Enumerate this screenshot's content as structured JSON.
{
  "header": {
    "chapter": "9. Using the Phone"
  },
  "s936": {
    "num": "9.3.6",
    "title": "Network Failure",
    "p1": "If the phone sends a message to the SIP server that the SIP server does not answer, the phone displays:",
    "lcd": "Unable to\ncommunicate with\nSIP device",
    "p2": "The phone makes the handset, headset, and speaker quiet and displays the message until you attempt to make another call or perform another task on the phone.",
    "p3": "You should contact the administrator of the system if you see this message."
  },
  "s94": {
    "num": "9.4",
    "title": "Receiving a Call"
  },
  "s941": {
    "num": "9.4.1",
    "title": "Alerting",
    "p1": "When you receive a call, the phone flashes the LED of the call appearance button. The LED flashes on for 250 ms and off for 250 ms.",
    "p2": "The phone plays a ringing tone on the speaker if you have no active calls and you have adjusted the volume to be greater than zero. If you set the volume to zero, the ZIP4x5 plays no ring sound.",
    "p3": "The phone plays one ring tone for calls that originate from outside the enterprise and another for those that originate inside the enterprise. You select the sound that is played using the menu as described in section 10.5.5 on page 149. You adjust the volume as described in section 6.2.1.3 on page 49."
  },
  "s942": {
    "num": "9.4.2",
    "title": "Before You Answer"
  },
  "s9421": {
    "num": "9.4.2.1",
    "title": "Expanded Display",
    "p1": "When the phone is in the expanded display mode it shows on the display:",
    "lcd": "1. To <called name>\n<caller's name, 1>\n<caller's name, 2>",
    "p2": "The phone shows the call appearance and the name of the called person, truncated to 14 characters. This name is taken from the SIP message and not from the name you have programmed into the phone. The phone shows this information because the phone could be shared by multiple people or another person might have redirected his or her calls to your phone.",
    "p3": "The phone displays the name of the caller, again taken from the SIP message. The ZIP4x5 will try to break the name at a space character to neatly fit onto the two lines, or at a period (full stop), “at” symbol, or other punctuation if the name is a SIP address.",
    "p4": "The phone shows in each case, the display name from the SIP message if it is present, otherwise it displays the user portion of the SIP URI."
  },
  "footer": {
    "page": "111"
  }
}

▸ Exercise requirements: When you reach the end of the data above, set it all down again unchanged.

▸ Response:
Enumerate this screenshot's content as structured JSON.
{
  "header": {
    "chapter": "9. Using the Phone"
  },
  "s936": {
    "num": "9.3.6",
    "title": "Network Failure",
    "p1": "If the phone sends a message to the SIP server that the SIP server does not answer, the phone displays:",
    "lcd": "Unable to\ncommunicate with\nSIP device",
    "p2": "The phone makes the handset, headset, and speaker quiet and displays the message until you attempt to make another call or perform another task on the phone.",
    "p3": "You should contact the administrator of the system if you see this message."
  },
  "s94": {
    "num": "9.4",
    "title": "Receiving a Call"
  },
  "s941": {
    "num": "9.4.1",
    "title": "Alerting",
    "p1": "When you receive a call, the phone flashes the LED of the call appearance button. The LED flashes on for 250 ms and off for 250 ms.",
    "p2": "The phone plays a ringing tone on the speaker if you have no active calls and you have adjusted the volume to be greater than zero. If you set the volume to zero, the ZIP4x5 plays no ring sound.",
    "p3": "The phone plays one ring tone for calls that originate from outside the enterprise and another for those that originate inside the enterprise. You select the sound that is played using the menu as described in section 10.5.5 on page 149. You adjust the volume as described in section 6.2.1.3 on page 49."
  },
  "s942": {
    "num": "9.4.2",
    "title": "Before You Answer"
  },
  "s9421": {
    "num": "9.4.2.1",
    "title": "Expanded Display",
    "p1": "When the phone is in the expanded display mode it shows on the display:",
    "lcd": "1. To <called name>\n<caller's name, 1>\n<caller's name, 2>",
    "p2": "The phone shows the call appearance and the name of the called person, truncated to 14 characters. This name is taken from the SIP message and not from the name you have programmed into the phone. The phone shows this information because the phone could be shared by multiple people or another person might have redirected his or her calls to your phone.",
    "p3": "The phone displays the name of the caller, again taken from the SIP message. The ZIP4x5 will try to break the name at a space character to neatly fit onto the two lines, or at a period (full stop), “at” symbol, or other punctuation if the name is a SIP address.",
    "p4": "The phone shows in each case, the display name from the SIP message if it is present, otherwise it displays the user portion of the SIP URI."
  },
  "footer": {
    "page": "111"
  }
}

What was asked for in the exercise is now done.